Visiting our National Parks: World War II Valor in the Pacific

Ever since I went on the amazing trip to one of our National Parks with American Latino Expedition, I’ve had a love affair with our national parks. I now realize how important they are to preserve and to visit! I told myself that if I ever have the opportunity to visit a national park, I must go.

I recently took a family trip to the island of Oahu with my parents and two of my children to visit Aulani, a Disney Resort and Spa on behalf of BabyCenter (you can read more about my time in Hawaii here and here). I knew our trip was going to be a whirlwind, and with so many amazing things to do in Hawaii–swim in one of the amazing beaches, sip the plentiful pineapple juice, visit the North Shore, lounge by the beautiful blue pools, hike the lovely, green mountains shrouded in clouds, etc. etc.

One of the places we really wanted to make time to see was the World War II Valor in the Pacific National Monument.
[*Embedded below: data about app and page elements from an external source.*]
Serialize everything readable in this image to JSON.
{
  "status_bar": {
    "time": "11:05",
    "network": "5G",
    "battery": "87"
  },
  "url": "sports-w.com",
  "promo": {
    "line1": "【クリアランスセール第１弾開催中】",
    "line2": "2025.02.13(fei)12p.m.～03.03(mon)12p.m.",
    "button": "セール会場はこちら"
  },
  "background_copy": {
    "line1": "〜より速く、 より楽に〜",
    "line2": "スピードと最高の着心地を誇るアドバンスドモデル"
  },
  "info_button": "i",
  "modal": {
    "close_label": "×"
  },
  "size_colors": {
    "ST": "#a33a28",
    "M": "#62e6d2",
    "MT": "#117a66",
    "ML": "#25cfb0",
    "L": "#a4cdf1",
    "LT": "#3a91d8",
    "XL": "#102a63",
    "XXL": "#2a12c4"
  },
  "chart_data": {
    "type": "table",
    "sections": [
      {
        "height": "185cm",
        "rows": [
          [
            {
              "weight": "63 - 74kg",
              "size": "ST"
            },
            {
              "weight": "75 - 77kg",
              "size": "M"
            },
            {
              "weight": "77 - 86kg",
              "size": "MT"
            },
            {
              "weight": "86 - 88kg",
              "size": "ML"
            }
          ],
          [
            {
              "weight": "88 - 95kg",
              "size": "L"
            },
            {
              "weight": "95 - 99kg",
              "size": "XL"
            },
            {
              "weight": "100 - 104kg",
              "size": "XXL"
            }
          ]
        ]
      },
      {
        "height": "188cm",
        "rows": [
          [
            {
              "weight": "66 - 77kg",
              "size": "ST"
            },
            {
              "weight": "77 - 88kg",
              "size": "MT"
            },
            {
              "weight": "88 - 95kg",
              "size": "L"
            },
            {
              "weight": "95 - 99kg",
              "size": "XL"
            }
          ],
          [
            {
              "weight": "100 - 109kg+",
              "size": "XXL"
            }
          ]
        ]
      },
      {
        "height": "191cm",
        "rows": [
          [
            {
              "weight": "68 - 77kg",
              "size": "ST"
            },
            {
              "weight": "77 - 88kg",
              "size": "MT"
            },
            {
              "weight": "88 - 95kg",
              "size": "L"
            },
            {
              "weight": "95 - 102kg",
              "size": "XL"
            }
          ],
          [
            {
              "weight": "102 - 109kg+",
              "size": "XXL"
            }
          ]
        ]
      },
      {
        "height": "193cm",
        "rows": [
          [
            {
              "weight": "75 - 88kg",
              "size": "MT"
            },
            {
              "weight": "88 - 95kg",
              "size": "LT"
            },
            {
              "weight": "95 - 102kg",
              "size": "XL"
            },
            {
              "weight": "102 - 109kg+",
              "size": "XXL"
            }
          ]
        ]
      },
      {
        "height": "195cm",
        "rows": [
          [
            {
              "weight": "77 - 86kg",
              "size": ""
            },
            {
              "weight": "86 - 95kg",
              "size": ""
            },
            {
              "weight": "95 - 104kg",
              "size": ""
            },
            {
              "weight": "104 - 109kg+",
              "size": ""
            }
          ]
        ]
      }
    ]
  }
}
Actually, my mother was adamant.

We have to do something educational for the kids.
We will regret coming all this way and not seeing it for ourselves. 

I totally agreed. So, of course we had to visit Pearl Harbor.

On one of the only free days I had during our trip to Hawaii, we decided to rent a car for the day. It was a fairly easy practice. We considered booking a tour through the hotel concierge but we found the cost to be crazy expensive. Besides, we wanted the freedom to drive around Hawaii on our own–I really wanted to visit the North Shore and my mom wanted a Dole Whip at the Dole Plantation. Renting a car was the perfect answer and very economical for us.

RELATED: Exploring Rainbow Bridge National Monument
“Pretend like you love one another!” as we wait near the car rental window at Aulani.

The drive was a mere fifteen miles away from the resort and we must have left right after morning traffic because it was pretty mild. Funny story: our driver from the airport mentioned the “terrible traffic” in Hawaii and the jaded Southern California person in me just giggled. I lived in L.A for several years–nothing is worse than L.A traffic!

The weather was perfect, sunny and mild. It was nice to leave the resort and get a taste of the island. My history buff (Diego) was excited for a day to explore. All of my sons love history and they read history books for their own entertainment (I call it “school”).

During the busy summer months, there is a limited number of spaces for the USS Arizona Memorial program, but you can also reserve your tickets online. We had a great time visiting the exhibit galleries and the memorial theater. Some of my favorite and most touching aspects were the video clips of people who were children at the time of the attack on Pearl Harbor. They recounted their experience, their memories, photos, etc. The lines on their faces was so beautiful and so rich. So many years later and they still shed a tear when sharing their story.

The USS Arizona memorial is just a quick boat ride away. It is amazing to see all of the ships against the backdrop of Hawaii’s endless blue skies.

The 184-foot-long Memorial structure spans a portion of the sunken battleship and consists of three sections: the entry room, assembly room, a central area designed for ceremonies and general observation; and the shrine room, where the names of those killed on the Arizona are engraved on the marble wall. It carries a very serious, somber mood once you are inside. We immediately began to speak in hushed tones to one another out of respect for the 1,177 crewmen who lost their lives on December 7, 1941. It just seemed right.
RELATED: We’ll always have Lake Powell

I know this may sound strange, but as I walked through and read the names of the soldiers on the memorial wall and looked at the bubbling, rusted USS Arizona underneath us, I began to feel really ill. My stomach felt queasy, my head began to pound and all I wanted to do was lay down which hello, was kind of impossible at the time. Every time I looked into the water and imagined the poor souls who died in a dark, watery grave, my sick feelings would become more intense.

Strangely enough, the minute I stepped on the boat toward the shore, I felt normal again. I can only chalk it up to being sensitive to the many souls that were killed that fateful day. I recently saw an aerial photo of the USS Arizona Memorial and I can’t believe how large the ship was, in relation to the memorial.
RELATED: My visit to Glen Canyon Recreational Area in Arizona

The monument is very moving and it’s a must-see for homeschooling families. There was so much information, photos and video clips in the exhibit that it just made the whole thing come alive. I know that my kids will never forget what they’ve learned because they had a real life experience. That is the beauty of homeschooling.

Also, it’s vital that we take time to visit our national parks because so much effort goes into preserving them for us to learn and enjoy. I learned just as much as my family did–this was such a great experience.

Shares 0
Visiting our National Parks: World War II Valor in the Pacific

DIY: Aztec-inspired Tile Coasters

Visiting our National Parks: World War II Valor in the Pacific

DIY: Turquoise painted wooden spoons

Newer post

Post a comment